Get the best Northern Lights Experience in Alaska
The Northern Lights are global phenomenon – actually the result of collisions between gaseous particles in the Earth’s atmosphere with charged particles released from the sun’s atmosphere.
Famously, people travel to Norway, Canada, Sweden, Iceland, and Greenland to see this global wonder.
But did you know Alaska is an amazing destination to see them too?
When can you see the northern lights in Alaska?
From mid – August to mid-April.
They’re not visible during the middle summer months, because it doesn’t get dark enough under the midnight sun.

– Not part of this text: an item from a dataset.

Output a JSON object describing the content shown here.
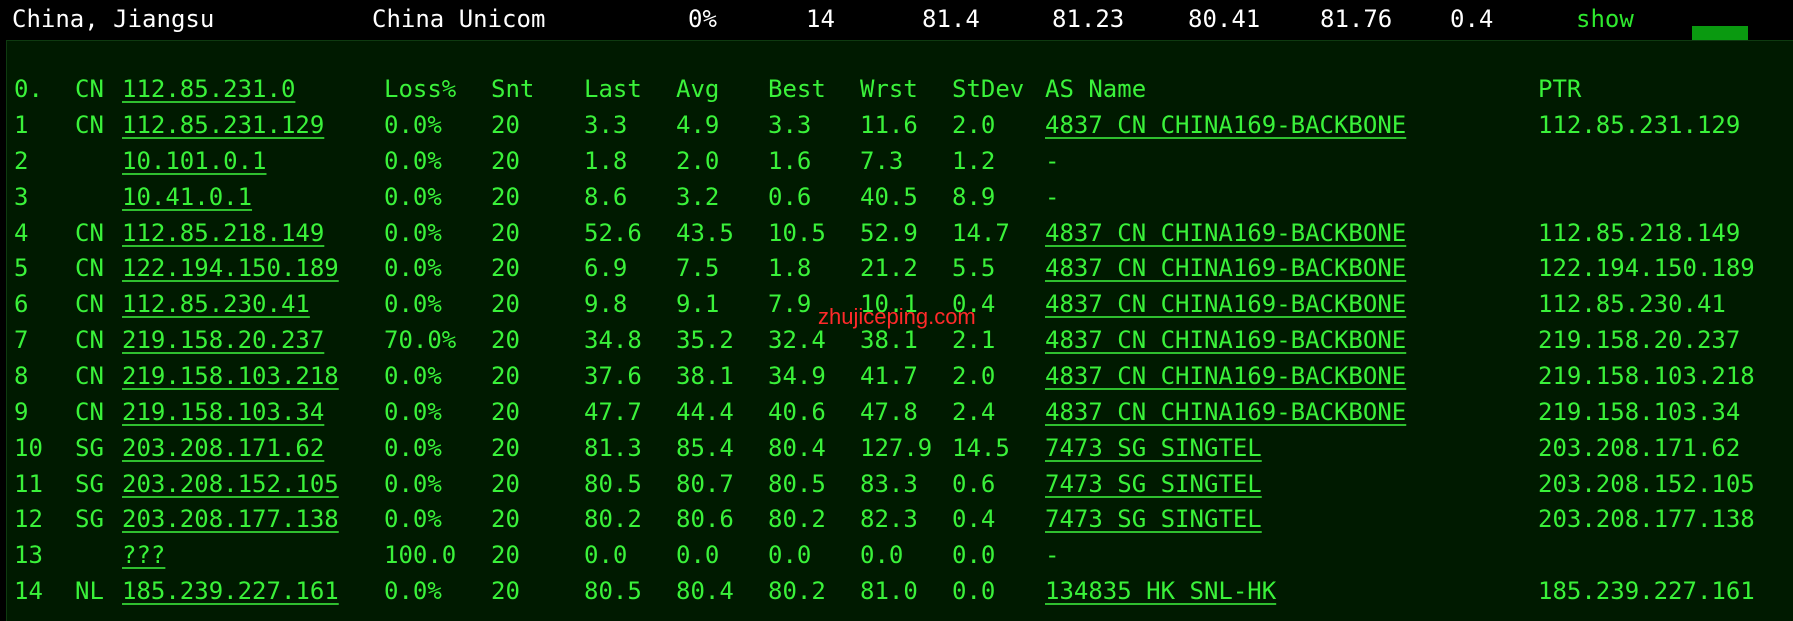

Sure Norway, Canada, Sweden, Iceland, and Greenland are on the destination list. But here’s why Alaska tops the list:
Easy travel from most of the US
You can easily book nonstop flights to Anchorage year-round from major U.S. hubs (like Chicago, Denver, Los Angeles, Minneapolis, Seattle, and Portland), so you can arrive easily — no passport required.
Fall or winter
From mid-November through March, in Anchorage you can look for the lights each night including while doing other things like ice fishing or dogsledding.
And if it’s mid-August to mid-September, you can see the lights during summer fun, like visiting Denali National Park or taking a glacier cruise.
It’s hard to miss seeing them
Visitors in Alaska who spend at least 3 nights looking for the lights have a 90% chance of finding them!
Tips to See the Northern Lights
Plan a 5 – 7 day Trip
Dedicate at least 3 nights to looking for the lights, so that you will have a 90% chance of seeing them. If it’s a time crunch, center a three or four day trip using a weekend.
Go to Fairbanks and the aurora oval
The main auroral band crosses the state of Alaska in an arc north of the Alaska Range, which makes Fairbanks and the surrounding area Alaska’s sweet spot for northern lights viewing.